▶ **What you should do**
Return the lines below that contain "icon".

▶ **Dataset records**
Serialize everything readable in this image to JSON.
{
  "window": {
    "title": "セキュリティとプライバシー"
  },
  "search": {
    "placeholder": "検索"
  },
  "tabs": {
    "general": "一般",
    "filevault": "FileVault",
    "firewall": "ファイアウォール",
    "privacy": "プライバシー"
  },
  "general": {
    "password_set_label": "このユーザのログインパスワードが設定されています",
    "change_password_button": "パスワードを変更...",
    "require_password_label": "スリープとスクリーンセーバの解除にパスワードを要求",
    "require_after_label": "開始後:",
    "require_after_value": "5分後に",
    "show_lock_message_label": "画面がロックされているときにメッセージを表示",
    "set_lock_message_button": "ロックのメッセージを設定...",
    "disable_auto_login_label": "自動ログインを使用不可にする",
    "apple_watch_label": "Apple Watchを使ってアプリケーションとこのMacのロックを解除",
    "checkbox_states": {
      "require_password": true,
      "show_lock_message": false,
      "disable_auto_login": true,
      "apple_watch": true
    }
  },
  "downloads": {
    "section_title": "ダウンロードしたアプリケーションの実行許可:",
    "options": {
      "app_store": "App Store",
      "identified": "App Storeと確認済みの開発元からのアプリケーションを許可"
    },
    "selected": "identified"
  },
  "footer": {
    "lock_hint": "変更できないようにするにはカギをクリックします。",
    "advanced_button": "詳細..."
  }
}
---
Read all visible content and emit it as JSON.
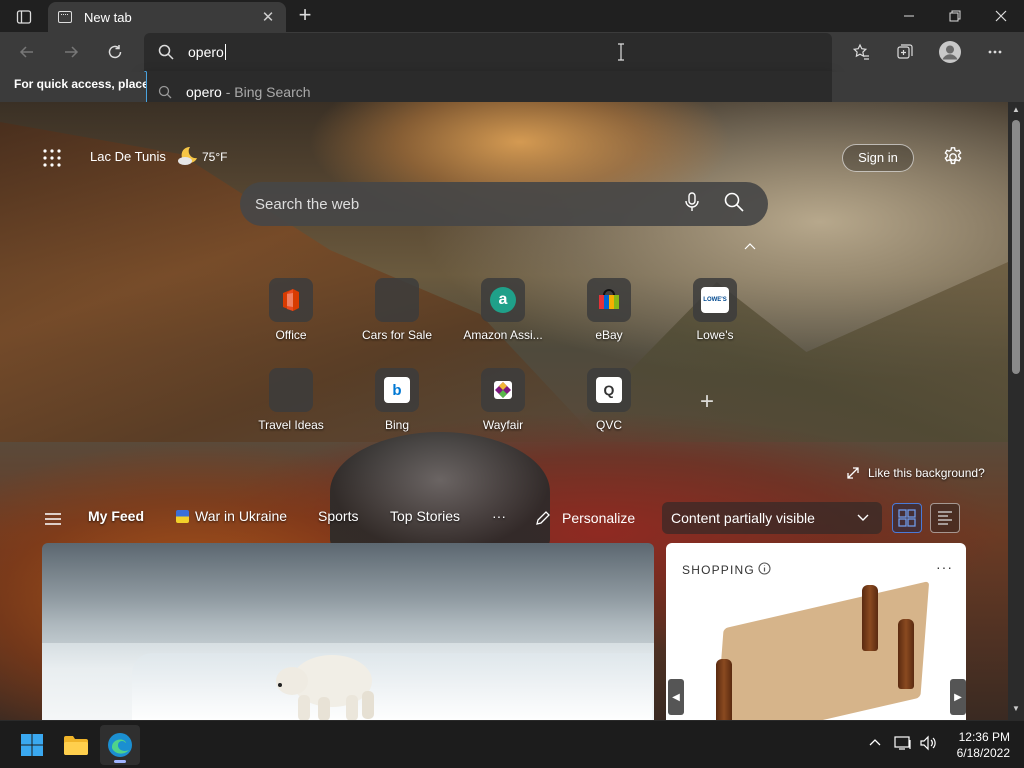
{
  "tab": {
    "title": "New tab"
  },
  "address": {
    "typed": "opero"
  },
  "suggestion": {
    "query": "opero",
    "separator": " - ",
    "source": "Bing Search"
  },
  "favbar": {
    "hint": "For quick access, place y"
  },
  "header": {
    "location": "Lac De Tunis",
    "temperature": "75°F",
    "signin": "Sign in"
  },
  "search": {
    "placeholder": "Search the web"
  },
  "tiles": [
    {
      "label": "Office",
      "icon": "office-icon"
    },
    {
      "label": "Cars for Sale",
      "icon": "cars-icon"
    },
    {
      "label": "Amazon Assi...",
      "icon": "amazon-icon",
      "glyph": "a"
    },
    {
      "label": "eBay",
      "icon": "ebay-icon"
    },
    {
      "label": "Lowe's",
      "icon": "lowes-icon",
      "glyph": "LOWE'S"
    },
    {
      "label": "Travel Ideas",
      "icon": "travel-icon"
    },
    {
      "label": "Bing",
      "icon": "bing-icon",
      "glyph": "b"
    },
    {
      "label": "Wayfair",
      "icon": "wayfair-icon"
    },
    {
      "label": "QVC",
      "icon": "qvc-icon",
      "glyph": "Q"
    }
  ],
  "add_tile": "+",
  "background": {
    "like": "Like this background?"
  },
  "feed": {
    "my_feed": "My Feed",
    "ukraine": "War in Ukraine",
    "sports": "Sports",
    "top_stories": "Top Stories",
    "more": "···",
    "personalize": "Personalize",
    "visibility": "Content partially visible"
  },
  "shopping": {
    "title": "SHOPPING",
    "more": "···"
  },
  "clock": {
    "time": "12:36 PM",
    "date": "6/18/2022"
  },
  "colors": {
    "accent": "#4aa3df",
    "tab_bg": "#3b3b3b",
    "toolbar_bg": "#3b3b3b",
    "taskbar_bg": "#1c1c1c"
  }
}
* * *
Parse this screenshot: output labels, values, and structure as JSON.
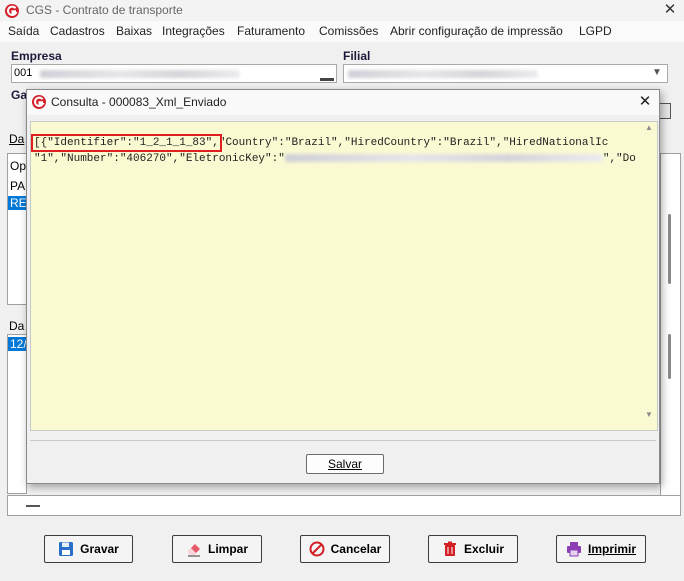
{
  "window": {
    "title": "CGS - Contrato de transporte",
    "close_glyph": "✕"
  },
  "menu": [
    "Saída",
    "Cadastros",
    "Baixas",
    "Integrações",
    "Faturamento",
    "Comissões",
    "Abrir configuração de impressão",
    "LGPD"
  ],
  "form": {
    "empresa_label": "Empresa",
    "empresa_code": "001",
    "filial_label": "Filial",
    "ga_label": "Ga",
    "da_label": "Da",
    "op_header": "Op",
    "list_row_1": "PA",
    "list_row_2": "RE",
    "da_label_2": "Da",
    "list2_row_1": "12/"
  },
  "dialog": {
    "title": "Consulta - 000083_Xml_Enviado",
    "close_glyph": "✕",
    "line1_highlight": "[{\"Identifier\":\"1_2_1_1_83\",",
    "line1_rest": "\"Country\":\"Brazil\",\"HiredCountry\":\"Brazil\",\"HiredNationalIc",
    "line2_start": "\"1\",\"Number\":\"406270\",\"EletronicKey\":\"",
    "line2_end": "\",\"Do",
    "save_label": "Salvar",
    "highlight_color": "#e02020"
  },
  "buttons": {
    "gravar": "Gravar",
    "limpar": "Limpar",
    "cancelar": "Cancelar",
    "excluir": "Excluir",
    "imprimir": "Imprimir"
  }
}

▶ **Result**
      "icon": "office-icon"
      "icon": "cars-icon"
      "icon": "amazon-icon",
      "icon": "ebay-icon"
      "icon": "lowes-icon",
      "icon": "travel-icon"
      "icon": "bing-icon",
      "icon": "wayfair-icon"
      "icon": "qvc-icon",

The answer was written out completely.